D4 20 18 DX AF = l) .MODEL DIN D(IS = lE-12 RS = 77.3E-6
* KF = 3.38E-15 AF = 1) .ENDS OP-285
–12– REV. A
OP285

97

EP
I1

4
R5 R6

7 8
2 9 35 12 15
–IN Q1 Q2
CIN D1 VN1 DN1 VN3 DN3 VN5 DN5

IOS 36 10 13 CN1 16 CN2

D2 DN2 DN4 DN6


EN 3 EOS
1 VN2 VN4 VN6
+IN
11 14 17

5 6

C2
R3 R4

EM

Figure 19a. Spice Diagram


97

V2

19 C7
D3
21 23 24
25 26
R12
R9
G1 C3 G2 G3 C5 G4 C6 E2
R7 R8 R10 R11 R13
C4

D4
20

V3

51

Figure 19b. Spice Diagram


99

D7 D8

R15 G8 R17
ISY
D5 V4
28 30

F1 L2
27 29 34

OUTPUT
D6 V5
C8 31
G5 R14

98 F2

R16 32 33
G3 R18
C9
D9 D10
G6 G7

50

Figure 19c. Spice Diagram

REV. A –13–
OP285

OUTLINE DIMENSIONS
Dimensions shown in inches and (mm).

8-Lead PDIP Package


(N-8)

8 5

0.280 (7.11)
0.240 (6.10)
1 4

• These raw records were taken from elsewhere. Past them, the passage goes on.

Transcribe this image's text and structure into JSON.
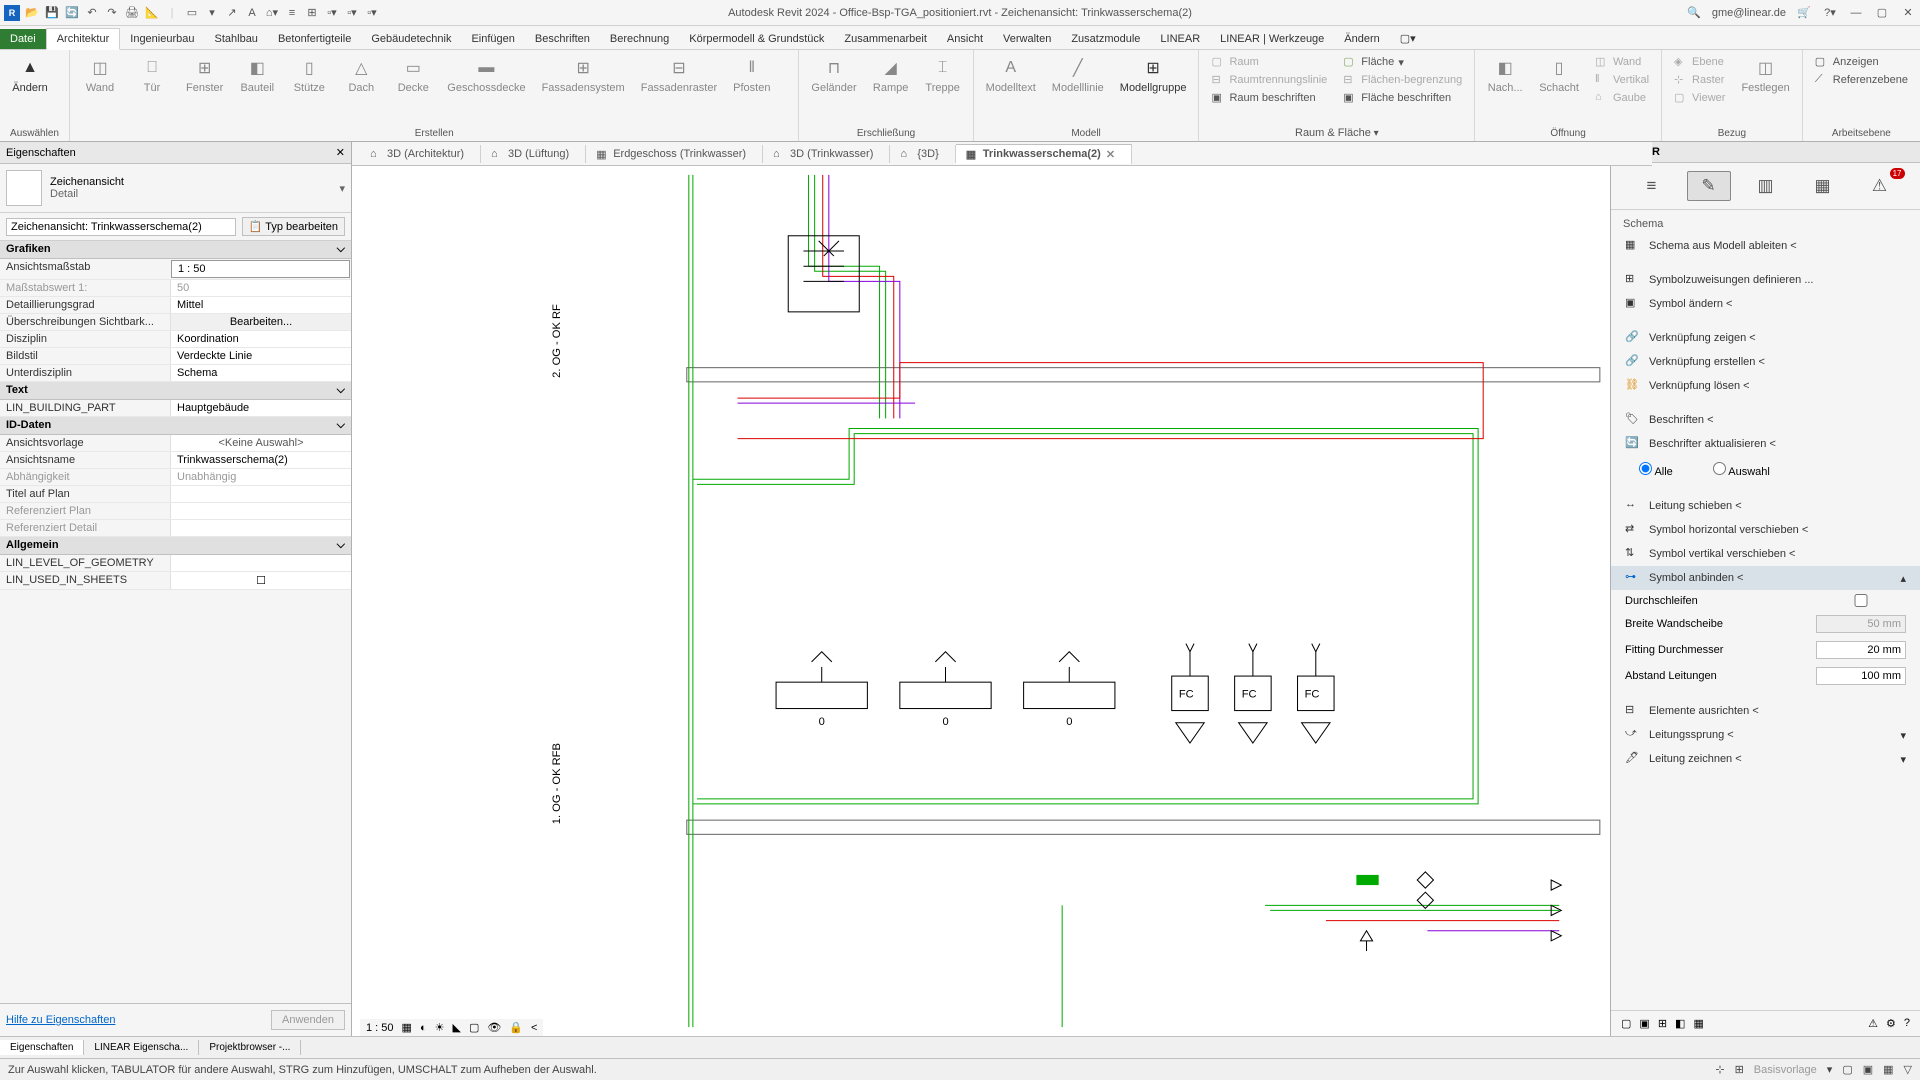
{
  "app": {
    "title": "Autodesk Revit 2024 - Office-Bsp-TGA_positioniert.rvt - Zeichenansicht: Trinkwasserschema(2)",
    "user": "gme@linear.de"
  },
  "ribbon_tabs": {
    "datei": "Datei",
    "architektur": "Architektur",
    "ingenieurbau": "Ingenieurbau",
    "stahlbau": "Stahlbau",
    "betonfertigteile": "Betonfertigteile",
    "gebaeudetechnik": "Gebäudetechnik",
    "einfuegen": "Einfügen",
    "beschriften": "Beschriften",
    "berechnung": "Berechnung",
    "koerpermodell": "Körpermodell & Grundstück",
    "zusammenarbeit": "Zusammenarbeit",
    "ansicht": "Ansicht",
    "verwalten": "Verwalten",
    "zusatzmodule": "Zusatzmodule",
    "linear": "LINEAR",
    "linear_werkzeuge": "LINEAR | Werkzeuge",
    "aendern": "Ändern"
  },
  "ribbon": {
    "auswaehlen": "Auswählen",
    "aendern": "Ändern",
    "wand": "Wand",
    "tuer": "Tür",
    "fenster": "Fenster",
    "bauteil": "Bauteil",
    "stuetze": "Stütze",
    "dach": "Dach",
    "decke": "Decke",
    "geschossdecke": "Geschossdecke",
    "fassadensystem": "Fassadensystem",
    "fassadenraster": "Fassadenraster",
    "pfosten": "Pfosten",
    "erstellen": "Erstellen",
    "gelaender": "Geländer",
    "rampe": "Rampe",
    "treppe": "Treppe",
    "erschliessung": "Erschließung",
    "modelltext": "Modelltext",
    "modelllinie": "Modelllinie",
    "modellgruppe": "Modellgruppe",
    "modell": "Modell",
    "raum": "Raum",
    "raumtrennungslinie": "Raumtrennungslinie",
    "raum_beschriften": "Raum  beschriften",
    "flaeche": "Fläche",
    "flaechenbegrenzung": "Flächen-begrenzung",
    "flaeche_beschriften": "Fläche  beschriften",
    "raum_flaeche": "Raum & Fläche",
    "nach_flaeche": "Nach...",
    "schacht": "Schacht",
    "wand_s": "Wand",
    "vertikal": "Vertikal",
    "gaube": "Gaube",
    "oeffnung": "Öffnung",
    "ebene": "Ebene",
    "raster": "Raster",
    "viewer": "Viewer",
    "festlegen": "Festlegen",
    "bezug": "Bezug",
    "anzeigen": "Anzeigen",
    "referenzebene": "Referenzebene",
    "arbeitsebene": "Arbeitsebene"
  },
  "properties": {
    "title": "Eigenschaften",
    "family": "Zeichenansicht",
    "family_type": "Detail",
    "instance": "Zeichenansicht: Trinkwasserschema(2)",
    "edit_type": "Typ bearbeiten",
    "groups": {
      "grafiken": "Grafiken",
      "text": "Text",
      "id": "ID-Daten",
      "allgemein": "Allgemein"
    },
    "rows": {
      "ansichtsmassstab": {
        "label": "Ansichtsmaßstab",
        "value": "1 : 50"
      },
      "massstabswert": {
        "label": "Maßstabswert 1:",
        "value": "50"
      },
      "detaillierungsgrad": {
        "label": "Detaillierungsgrad",
        "value": "Mittel"
      },
      "ueberschreibungen": {
        "label": "Überschreibungen Sichtbark...",
        "value": "Bearbeiten..."
      },
      "disziplin": {
        "label": "Disziplin",
        "value": "Koordination"
      },
      "bildstil": {
        "label": "Bildstil",
        "value": "Verdeckte Linie"
      },
      "unterdisziplin": {
        "label": "Unterdisziplin",
        "value": "Schema"
      },
      "lin_building": {
        "label": "LIN_BUILDING_PART",
        "value": "Hauptgebäude"
      },
      "ansichtsvorlage": {
        "label": "Ansichtsvorlage",
        "value": "<Keine Auswahl>"
      },
      "ansichtsname": {
        "label": "Ansichtsname",
        "value": "Trinkwasserschema(2)"
      },
      "abhaengigkeit": {
        "label": "Abhängigkeit",
        "value": "Unabhängig"
      },
      "titel_plan": {
        "label": "Titel auf Plan",
        "value": ""
      },
      "referenziert_plan": {
        "label": "Referenziert Plan",
        "value": ""
      },
      "referenziert_detail": {
        "label": "Referenziert Detail",
        "value": ""
      },
      "lin_level_geom": {
        "label": "LIN_LEVEL_OF_GEOMETRY",
        "value": ""
      },
      "lin_used_sheets": {
        "label": "LIN_USED_IN_SHEETS",
        "value": ""
      }
    },
    "help": "Hilfe zu Eigenschaften",
    "apply": "Anwenden"
  },
  "view_tabs": {
    "t1": "3D (Architektur)",
    "t2": "3D (Lüftung)",
    "t3": "Erdgeschoss (Trinkwasser)",
    "t4": "3D (Trinkwasser)",
    "t5": "{3D}",
    "t6": "Trinkwasserschema(2)"
  },
  "linear": {
    "title": "LINEAR",
    "section": "Schema",
    "schema_ableiten": "Schema aus Modell ableiten <",
    "symbolzuweisungen": "Symbolzuweisungen definieren ...",
    "symbol_aendern": "Symbol ändern <",
    "verkn_zeigen": "Verknüpfung zeigen <",
    "verkn_erstellen": "Verknüpfung erstellen <",
    "verkn_loesen": "Verknüpfung lösen <",
    "beschriften": "Beschriften <",
    "beschrifter_akt": "Beschrifter aktualisieren <",
    "alle": "Alle",
    "auswahl": "Auswahl",
    "leitung_schieben": "Leitung schieben <",
    "symbol_horiz": "Symbol horizontal verschieben <",
    "symbol_vert": "Symbol vertikal verschieben <",
    "symbol_anbinden": "Symbol anbinden <",
    "durchschleifen": "Durchschleifen",
    "breite_wandscheibe": "Breite Wandscheibe",
    "breite_val": "50 mm",
    "fitting_dm": "Fitting Durchmesser",
    "fitting_val": "20 mm",
    "abstand_leitungen": "Abstand Leitungen",
    "abstand_val": "100 mm",
    "elemente_ausrichten": "Elemente ausrichten <",
    "leitungssprung": "Leitungssprung <",
    "leitung_zeichnen": "Leitung zeichnen <"
  },
  "bottom_tabs": {
    "eigenschaften": "Eigenschaften",
    "linear_eig": "LINEAR Eigenscha...",
    "projektbrowser": "Projektbrowser -..."
  },
  "view_ctrl": {
    "scale": "1 : 50"
  },
  "status": {
    "msg": "Zur Auswahl klicken, TABULATOR für andere Auswahl, STRG zum Hinzufügen, UMSCHALT zum Aufheben der Auswahl.",
    "basis": "Basisvorlage"
  },
  "drawing_labels": {
    "floor1": "1. OG - OK RFB",
    "floor2": "2. OG - OK RF",
    "fc": "FC",
    "zero": "0"
  }
}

0.070 (1.77)
0.045 (1.15) 0.325 (8.25)
0.430 (10.92)
0.348 (8.84) 0.300 (7.62)
0.060 (1.52)
0.210 0.015 (0.38)
(5.33)
MAX
0.150
(3.81) 0.015 (0.381)
0.200 (5.05)
MIN 0.008 (0.204)
0.125 (3.18)

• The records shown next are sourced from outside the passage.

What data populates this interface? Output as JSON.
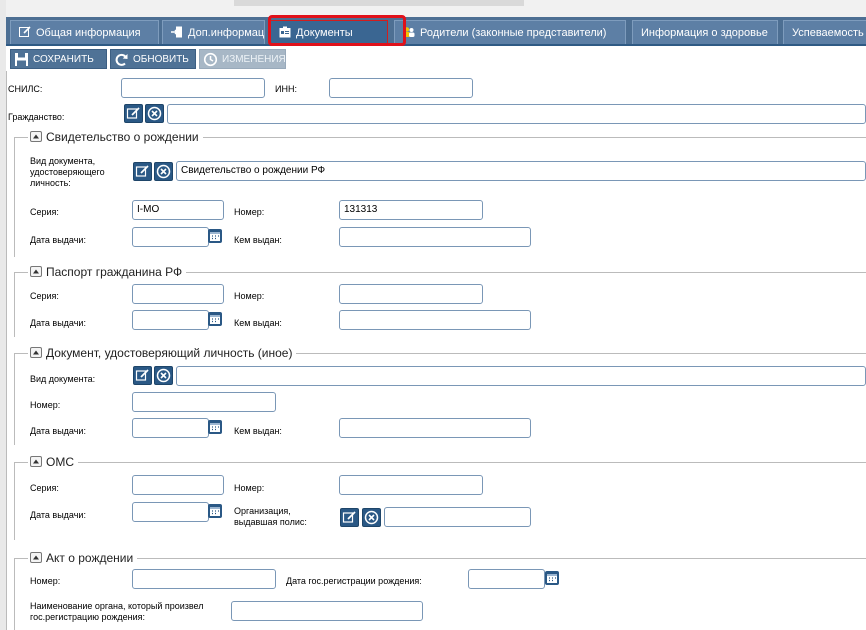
{
  "tabs": [
    {
      "label": "Общая информация",
      "icon": "edit-icon"
    },
    {
      "label": "Доп.информация",
      "icon": "import-icon"
    },
    {
      "label": "Документы",
      "icon": "documents-icon",
      "active": true
    },
    {
      "label": "Родители (законные представители)",
      "icon": "people-icon"
    },
    {
      "label": "Информация о здоровье",
      "icon": null
    },
    {
      "label": "Успеваемость",
      "icon": null
    }
  ],
  "toolbar": {
    "save_label": "СОХРАНИТЬ",
    "refresh_label": "ОБНОВИТЬ",
    "changes_label": "ИЗМЕНЕНИЯ"
  },
  "top": {
    "snils_label": "СНИЛС:",
    "snils_value": "",
    "inn_label": "ИНН:",
    "inn_value": "",
    "citizenship_label": "Гражданство:",
    "citizenship_value": ""
  },
  "birth_cert": {
    "legend": "Свидетельство о рождении",
    "doc_type_label": "Вид документа, удостоверяющего личность:",
    "doc_type_value": "Свидетельство о рождении РФ",
    "series_label": "Серия:",
    "series_value": "I-МО",
    "number_label": "Номер:",
    "number_value": "131313",
    "issue_date_label": "Дата выдачи:",
    "issue_date_value": "",
    "issued_by_label": "Кем выдан:",
    "issued_by_value": ""
  },
  "passport": {
    "legend": "Паспорт гражданина РФ",
    "series_label": "Серия:",
    "number_label": "Номер:",
    "issue_date_label": "Дата выдачи:",
    "issued_by_label": "Кем выдан:"
  },
  "other_id": {
    "legend": "Документ, удостоверяющий личность (иное)",
    "doc_type_label": "Вид документа:",
    "number_label": "Номер:",
    "issue_date_label": "Дата выдачи:",
    "issued_by_label": "Кем выдан:"
  },
  "oms": {
    "legend": "ОМС",
    "series_label": "Серия:",
    "number_label": "Номер:",
    "issue_date_label": "Дата выдачи:",
    "org_label": "Организация, выдавшая полис:"
  },
  "birth_act": {
    "legend": "Акт о рождении",
    "number_label": "Номер:",
    "reg_date_label": "Дата гос.регистрации рождения:",
    "authority_label": "Наименование органа, который произвел гос.регистрацию рождения:"
  },
  "colors": {
    "tab_bar": "#4d6f93",
    "active_highlight": "#e0111a",
    "button": "#4f7296",
    "input_border": "#7a97b6"
  }
}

SEATING
0.022 (0.558) 0.100 PLANE 0 - 15
0.014 (0.356) (2.54)
BSC

8-Lead SOIC Package


(R-8)

8 5
0.1574 (4.00)
PIN 1 0.1497 (3.80) 0-8
0.2440 (6.20)
1 4
0.2284 (5.80)
0.0500 (1.27)
0.0160 (0.41)
0.1968 (5.00) 0.0196 (0.50)
0.1890 (4.80) 0.0099 (0.25) × 45
0.0098 (0.25)
0.0040 (0.10) 0.0688 (1.75)
0.0532 (1.35)

0.0098 (0.25) SEE DETAIL


0.0500 0.0192 (0.49) ABOVE
(1.27) 0.0138 (0.35) 0.0075 (0.19)
BSC SEATING
PLANE

–14– REV. A
OP285
Revision History
Location Page
Data Sheet changed from REV. 0 to REV. A.
Edits to ORDERING GUIDE . . . . . . . . . . . . . . . . . . . . . . . . . . . . . . . . . . . . . . . . . . . . . . . . . . . . . . . . . . . . . . . . . . . . . . . . . . . . . . 3
Deleted WAFER TEST LIMITS . . . . . . . . . . . . . . . . . . . . . . . . . . . . . . . . . . . . . . . . . . . . . . . . . . . . . . . . . . . . . . . . . . . . . . . . . . . 3
Deleted DICE CHARACTERISTICS . . . . . . . . . . . . . . . . . . . . . . . . . . . . . . . . . . . . . . . . . . . . . . . . . . . . . . . . . . . . . . . . . . . . . . . 3

REV. A –15–
–16–
PRINTED IN U.S.A.
C00306–0–1/02(A)